**Problem**
For each line of the data below, copy it if it holds the word "Putzplan".

**Data shown**
◇ ◇ ◇ ◇ ◇ ◇ ◇

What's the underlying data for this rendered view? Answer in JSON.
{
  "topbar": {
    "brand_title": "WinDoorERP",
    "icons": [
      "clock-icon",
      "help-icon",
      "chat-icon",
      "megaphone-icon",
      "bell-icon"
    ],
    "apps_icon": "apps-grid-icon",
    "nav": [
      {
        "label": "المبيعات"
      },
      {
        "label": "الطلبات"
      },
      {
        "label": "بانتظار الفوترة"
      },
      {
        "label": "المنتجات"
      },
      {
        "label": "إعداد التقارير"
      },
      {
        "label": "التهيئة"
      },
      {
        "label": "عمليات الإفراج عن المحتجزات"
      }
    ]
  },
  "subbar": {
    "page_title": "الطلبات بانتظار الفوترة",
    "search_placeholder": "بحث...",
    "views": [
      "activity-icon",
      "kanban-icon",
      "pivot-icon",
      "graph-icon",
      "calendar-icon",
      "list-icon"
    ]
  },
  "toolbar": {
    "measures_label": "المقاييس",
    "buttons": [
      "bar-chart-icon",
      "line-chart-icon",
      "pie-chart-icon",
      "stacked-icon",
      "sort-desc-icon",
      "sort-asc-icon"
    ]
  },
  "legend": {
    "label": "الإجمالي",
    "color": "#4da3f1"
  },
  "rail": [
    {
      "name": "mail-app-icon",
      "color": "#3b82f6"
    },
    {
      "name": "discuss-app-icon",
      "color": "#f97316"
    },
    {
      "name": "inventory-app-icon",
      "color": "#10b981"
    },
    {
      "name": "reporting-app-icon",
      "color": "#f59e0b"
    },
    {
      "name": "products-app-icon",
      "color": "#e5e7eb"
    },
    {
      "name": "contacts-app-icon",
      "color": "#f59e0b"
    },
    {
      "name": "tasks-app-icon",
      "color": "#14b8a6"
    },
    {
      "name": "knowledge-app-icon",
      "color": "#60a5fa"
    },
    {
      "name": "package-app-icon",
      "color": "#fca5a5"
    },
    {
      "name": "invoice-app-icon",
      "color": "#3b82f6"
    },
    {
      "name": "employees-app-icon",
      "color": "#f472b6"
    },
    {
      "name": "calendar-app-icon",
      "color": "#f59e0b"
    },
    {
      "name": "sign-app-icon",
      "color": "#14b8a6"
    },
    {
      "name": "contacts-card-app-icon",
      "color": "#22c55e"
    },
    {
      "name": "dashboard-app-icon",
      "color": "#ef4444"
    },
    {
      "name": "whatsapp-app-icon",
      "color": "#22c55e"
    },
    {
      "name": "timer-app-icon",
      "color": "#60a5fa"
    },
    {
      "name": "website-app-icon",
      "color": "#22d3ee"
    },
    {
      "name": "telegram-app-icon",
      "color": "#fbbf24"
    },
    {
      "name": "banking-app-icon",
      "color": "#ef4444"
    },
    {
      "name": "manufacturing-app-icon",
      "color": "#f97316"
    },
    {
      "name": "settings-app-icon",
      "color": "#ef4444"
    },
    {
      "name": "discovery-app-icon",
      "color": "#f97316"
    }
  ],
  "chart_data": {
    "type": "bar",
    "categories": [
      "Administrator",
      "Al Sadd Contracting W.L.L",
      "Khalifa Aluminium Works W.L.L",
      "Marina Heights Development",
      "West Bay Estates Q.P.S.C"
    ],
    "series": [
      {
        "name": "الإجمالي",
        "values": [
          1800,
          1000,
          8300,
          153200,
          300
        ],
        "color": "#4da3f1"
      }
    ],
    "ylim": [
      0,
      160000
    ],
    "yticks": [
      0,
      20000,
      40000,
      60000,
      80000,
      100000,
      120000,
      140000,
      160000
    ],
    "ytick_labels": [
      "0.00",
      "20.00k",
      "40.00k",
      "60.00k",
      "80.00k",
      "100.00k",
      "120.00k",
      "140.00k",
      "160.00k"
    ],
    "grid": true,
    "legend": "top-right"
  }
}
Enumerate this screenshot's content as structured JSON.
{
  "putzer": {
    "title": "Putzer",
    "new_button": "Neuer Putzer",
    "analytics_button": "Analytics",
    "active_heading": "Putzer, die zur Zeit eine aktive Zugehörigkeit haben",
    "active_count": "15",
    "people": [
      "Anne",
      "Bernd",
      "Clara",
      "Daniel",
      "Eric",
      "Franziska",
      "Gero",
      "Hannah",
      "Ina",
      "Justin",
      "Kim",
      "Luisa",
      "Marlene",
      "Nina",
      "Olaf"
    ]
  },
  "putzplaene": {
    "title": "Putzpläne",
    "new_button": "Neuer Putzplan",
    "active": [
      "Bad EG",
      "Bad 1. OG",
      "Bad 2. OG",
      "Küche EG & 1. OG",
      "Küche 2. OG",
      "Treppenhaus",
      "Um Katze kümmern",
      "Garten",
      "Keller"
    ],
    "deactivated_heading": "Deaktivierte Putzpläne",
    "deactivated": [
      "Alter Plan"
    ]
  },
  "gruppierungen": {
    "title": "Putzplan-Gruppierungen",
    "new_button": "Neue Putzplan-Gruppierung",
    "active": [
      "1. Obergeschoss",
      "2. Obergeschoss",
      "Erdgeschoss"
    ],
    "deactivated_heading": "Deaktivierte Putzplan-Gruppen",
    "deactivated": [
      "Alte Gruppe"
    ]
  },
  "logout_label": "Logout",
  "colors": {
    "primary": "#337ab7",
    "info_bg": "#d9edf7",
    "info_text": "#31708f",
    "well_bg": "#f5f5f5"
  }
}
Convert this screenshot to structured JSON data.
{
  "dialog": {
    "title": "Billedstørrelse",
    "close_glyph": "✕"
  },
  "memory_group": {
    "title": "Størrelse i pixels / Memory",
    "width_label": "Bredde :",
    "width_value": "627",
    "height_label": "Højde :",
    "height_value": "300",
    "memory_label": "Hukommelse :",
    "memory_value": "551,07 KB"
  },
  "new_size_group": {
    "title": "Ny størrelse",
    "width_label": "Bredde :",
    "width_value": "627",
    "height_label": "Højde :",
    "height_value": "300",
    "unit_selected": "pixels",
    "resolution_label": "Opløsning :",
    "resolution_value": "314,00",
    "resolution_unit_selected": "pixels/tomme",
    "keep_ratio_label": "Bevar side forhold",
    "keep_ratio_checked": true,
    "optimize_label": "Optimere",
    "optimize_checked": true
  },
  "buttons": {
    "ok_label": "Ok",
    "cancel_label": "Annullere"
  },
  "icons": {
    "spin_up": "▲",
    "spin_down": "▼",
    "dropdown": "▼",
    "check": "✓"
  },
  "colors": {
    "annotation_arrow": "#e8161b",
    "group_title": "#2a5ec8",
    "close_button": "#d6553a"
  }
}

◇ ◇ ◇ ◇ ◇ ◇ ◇

**Answer for the task**
    "new_button": "Neuer Putzplan",
    "title": "Putzplan-Gruppierungen",
    "new_button": "Neue Putzplan-Gruppierung",
    "deactivated_heading": "Deaktivierte Putzplan-Gruppen",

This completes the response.